┏━━
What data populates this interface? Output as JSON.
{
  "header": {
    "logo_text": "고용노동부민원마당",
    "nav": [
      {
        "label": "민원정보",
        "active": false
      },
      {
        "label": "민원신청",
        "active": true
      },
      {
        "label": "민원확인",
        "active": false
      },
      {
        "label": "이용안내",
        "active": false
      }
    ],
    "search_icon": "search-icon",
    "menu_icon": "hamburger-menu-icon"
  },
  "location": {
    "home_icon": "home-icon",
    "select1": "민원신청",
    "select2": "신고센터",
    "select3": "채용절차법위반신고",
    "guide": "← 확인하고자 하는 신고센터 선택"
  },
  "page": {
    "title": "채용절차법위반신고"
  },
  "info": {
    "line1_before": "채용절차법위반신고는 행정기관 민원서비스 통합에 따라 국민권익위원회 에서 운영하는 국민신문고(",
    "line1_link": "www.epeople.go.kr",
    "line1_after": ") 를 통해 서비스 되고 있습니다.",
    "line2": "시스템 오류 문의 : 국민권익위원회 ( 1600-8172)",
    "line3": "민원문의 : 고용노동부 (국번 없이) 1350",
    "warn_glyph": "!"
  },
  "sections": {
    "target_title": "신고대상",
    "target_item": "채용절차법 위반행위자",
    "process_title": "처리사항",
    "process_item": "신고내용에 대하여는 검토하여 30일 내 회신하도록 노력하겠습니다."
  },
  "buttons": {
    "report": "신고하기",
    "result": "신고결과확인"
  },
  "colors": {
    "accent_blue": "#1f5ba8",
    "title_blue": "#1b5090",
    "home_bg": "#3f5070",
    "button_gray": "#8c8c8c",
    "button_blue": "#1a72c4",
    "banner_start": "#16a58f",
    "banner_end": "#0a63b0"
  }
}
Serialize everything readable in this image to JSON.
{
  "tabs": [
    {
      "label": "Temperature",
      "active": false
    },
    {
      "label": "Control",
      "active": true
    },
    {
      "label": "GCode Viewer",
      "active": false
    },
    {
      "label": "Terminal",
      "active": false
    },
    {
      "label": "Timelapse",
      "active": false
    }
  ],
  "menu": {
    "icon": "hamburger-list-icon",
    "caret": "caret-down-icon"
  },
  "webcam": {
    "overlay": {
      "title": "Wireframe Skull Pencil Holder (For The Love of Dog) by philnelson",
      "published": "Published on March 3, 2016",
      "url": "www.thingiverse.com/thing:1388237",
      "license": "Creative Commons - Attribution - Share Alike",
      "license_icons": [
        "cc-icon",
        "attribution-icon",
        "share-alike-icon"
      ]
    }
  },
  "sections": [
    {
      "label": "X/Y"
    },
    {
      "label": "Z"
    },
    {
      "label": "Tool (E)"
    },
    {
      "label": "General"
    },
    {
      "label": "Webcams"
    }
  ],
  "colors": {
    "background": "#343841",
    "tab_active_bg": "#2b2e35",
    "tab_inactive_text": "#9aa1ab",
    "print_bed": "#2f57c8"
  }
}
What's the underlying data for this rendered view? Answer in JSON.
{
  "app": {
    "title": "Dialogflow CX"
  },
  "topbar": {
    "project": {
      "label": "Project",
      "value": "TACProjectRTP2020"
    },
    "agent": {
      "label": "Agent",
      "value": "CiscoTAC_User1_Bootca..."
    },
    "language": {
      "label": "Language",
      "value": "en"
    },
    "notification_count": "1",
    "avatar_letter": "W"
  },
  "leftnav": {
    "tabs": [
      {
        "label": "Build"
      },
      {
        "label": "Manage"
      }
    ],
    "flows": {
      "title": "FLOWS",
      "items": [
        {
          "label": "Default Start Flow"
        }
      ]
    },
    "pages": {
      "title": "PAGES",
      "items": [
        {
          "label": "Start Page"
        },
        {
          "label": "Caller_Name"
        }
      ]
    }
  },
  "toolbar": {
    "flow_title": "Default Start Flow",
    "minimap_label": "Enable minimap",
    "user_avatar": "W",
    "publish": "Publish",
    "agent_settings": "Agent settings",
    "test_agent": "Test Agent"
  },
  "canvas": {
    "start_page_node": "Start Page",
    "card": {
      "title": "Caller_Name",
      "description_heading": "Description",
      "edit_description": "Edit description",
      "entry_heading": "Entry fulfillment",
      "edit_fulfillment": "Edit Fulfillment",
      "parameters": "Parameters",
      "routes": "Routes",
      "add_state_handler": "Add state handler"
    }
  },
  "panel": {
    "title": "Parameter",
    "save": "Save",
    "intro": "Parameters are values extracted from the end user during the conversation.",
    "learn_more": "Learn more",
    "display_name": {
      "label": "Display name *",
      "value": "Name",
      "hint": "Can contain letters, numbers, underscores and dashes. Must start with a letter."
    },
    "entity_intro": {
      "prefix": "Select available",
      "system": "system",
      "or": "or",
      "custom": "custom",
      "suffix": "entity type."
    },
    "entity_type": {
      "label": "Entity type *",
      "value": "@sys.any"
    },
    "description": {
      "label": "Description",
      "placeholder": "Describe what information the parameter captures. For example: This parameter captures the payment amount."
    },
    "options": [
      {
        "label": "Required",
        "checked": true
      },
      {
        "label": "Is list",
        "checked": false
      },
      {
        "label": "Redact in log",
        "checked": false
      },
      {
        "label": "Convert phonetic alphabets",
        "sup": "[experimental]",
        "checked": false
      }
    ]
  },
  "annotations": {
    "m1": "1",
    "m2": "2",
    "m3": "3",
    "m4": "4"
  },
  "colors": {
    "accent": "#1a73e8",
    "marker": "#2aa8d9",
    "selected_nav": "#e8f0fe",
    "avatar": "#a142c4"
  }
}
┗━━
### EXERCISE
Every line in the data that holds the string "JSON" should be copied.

### RESPONSE BELOW
What data populates this interface? Output as JSON.
Serialize everything readable in this image to JSON.
What's the underlying data for this rendered view? Answer in JSON.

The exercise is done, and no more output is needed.